The government of Nova Scotia is reminding lobster fishers in the southwest region of the province to stay safe as the start of their season is officially underway. The kickoff was Tuesday, Nov. 29, commonly known as Dumping Day.
"We know fishing is dangerous work," said Minister of Labour and Advanced Education Kelly Regan. "Here in Nova Scotia, fishermen have been working to improve safety in their industry over the last few years. I urge them to keep safety top of mind.”
For the communities of southwestern Nova Scotia, Dumping Day is one of the most nerve-racking and exciting days of the year.
Captains and their crew head out to sea before daylight with boats piled high with lobster traps. These heavy traps can be an issue in choppy waters. Fishers are urged to monitor the weather before heading out to sea, regularly examine safety gear, wear their personal flotation devices and be prepared in the event of an emergency.
This year, the season was supposed to open on Nov. 28, but was delayed due to a poor weather forecast.
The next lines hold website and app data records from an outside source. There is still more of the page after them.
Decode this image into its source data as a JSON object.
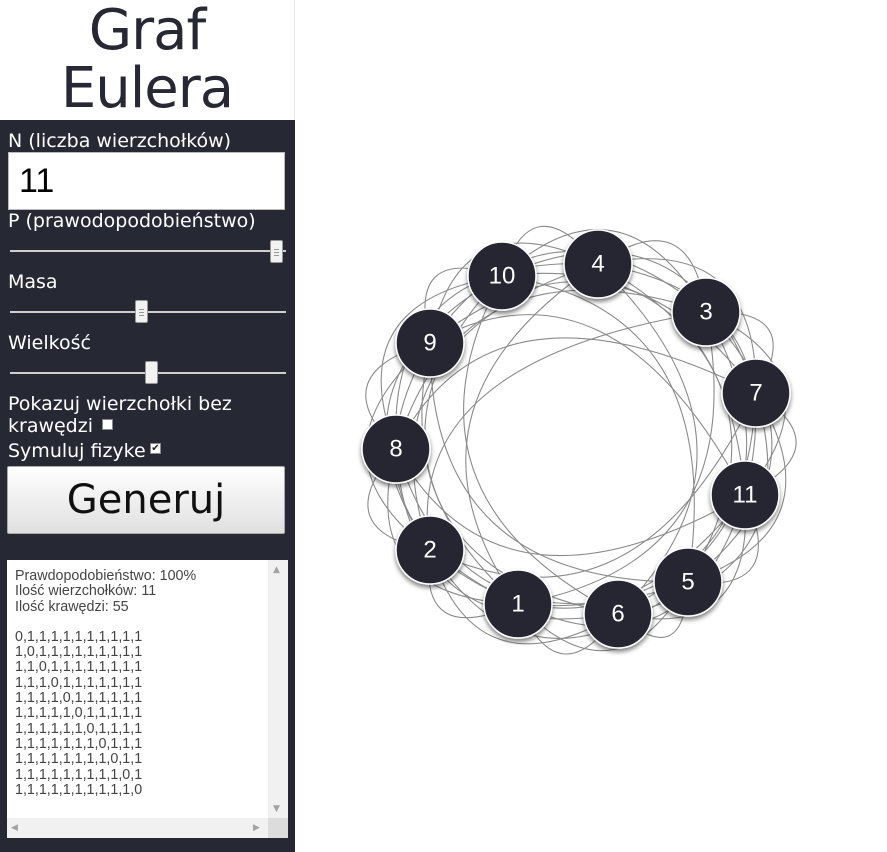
{
  "title_line1": "Graf",
  "title_line2": "Eulera",
  "controls": {
    "n_label": "N (liczba wierzchołków)",
    "n_value": "11",
    "p_label": "P (prawodopodobieństwo)",
    "p_value": 1.0,
    "mass_label": "Masa",
    "mass_value": 0.48,
    "size_label": "Wielkość",
    "size_value": 0.52,
    "show_isolated_label_1": "Pokazuj wierzchołki bez",
    "show_isolated_label_2": "krawędzi",
    "show_isolated_checked": false,
    "simulate_label": "Symuluj fizyke",
    "simulate_checked": true,
    "generate_label": "Generuj"
  },
  "output": {
    "probability": "Prawdopodobieństwo: 100%",
    "vertex_count": "Ilość wierzchołków: 11",
    "edge_count": "Ilość krawędzi: 55",
    "matrix": [
      "0,1,1,1,1,1,1,1,1,1,1",
      "1,0,1,1,1,1,1,1,1,1,1",
      "1,1,0,1,1,1,1,1,1,1,1",
      "1,1,1,0,1,1,1,1,1,1,1",
      "1,1,1,1,0,1,1,1,1,1,1",
      "1,1,1,1,1,0,1,1,1,1,1",
      "1,1,1,1,1,1,0,1,1,1,1",
      "1,1,1,1,1,1,1,0,1,1,1",
      "1,1,1,1,1,1,1,1,0,1,1",
      "1,1,1,1,1,1,1,1,1,0,1",
      "1,1,1,1,1,1,1,1,1,1,0"
    ]
  },
  "graph": {
    "nodes": [
      "10",
      "4",
      "3",
      "9",
      "7",
      "8",
      "11",
      "2",
      "5",
      "1",
      "6"
    ],
    "node_color": "#262833",
    "edge_color": "#8a8a8a"
  }
}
"Fishing is woven into the fabric of Nova Scotia, and its future is built on safety," said Amanda Dedrick, health and safety co-ordinator of the Fisheries Safety Association of Nova Scotia. "As we enhance safety through prevention programs, education, advocacy, communication and awareness, Nova Scotia's fishing industry will become a world leader in safe-operating practices."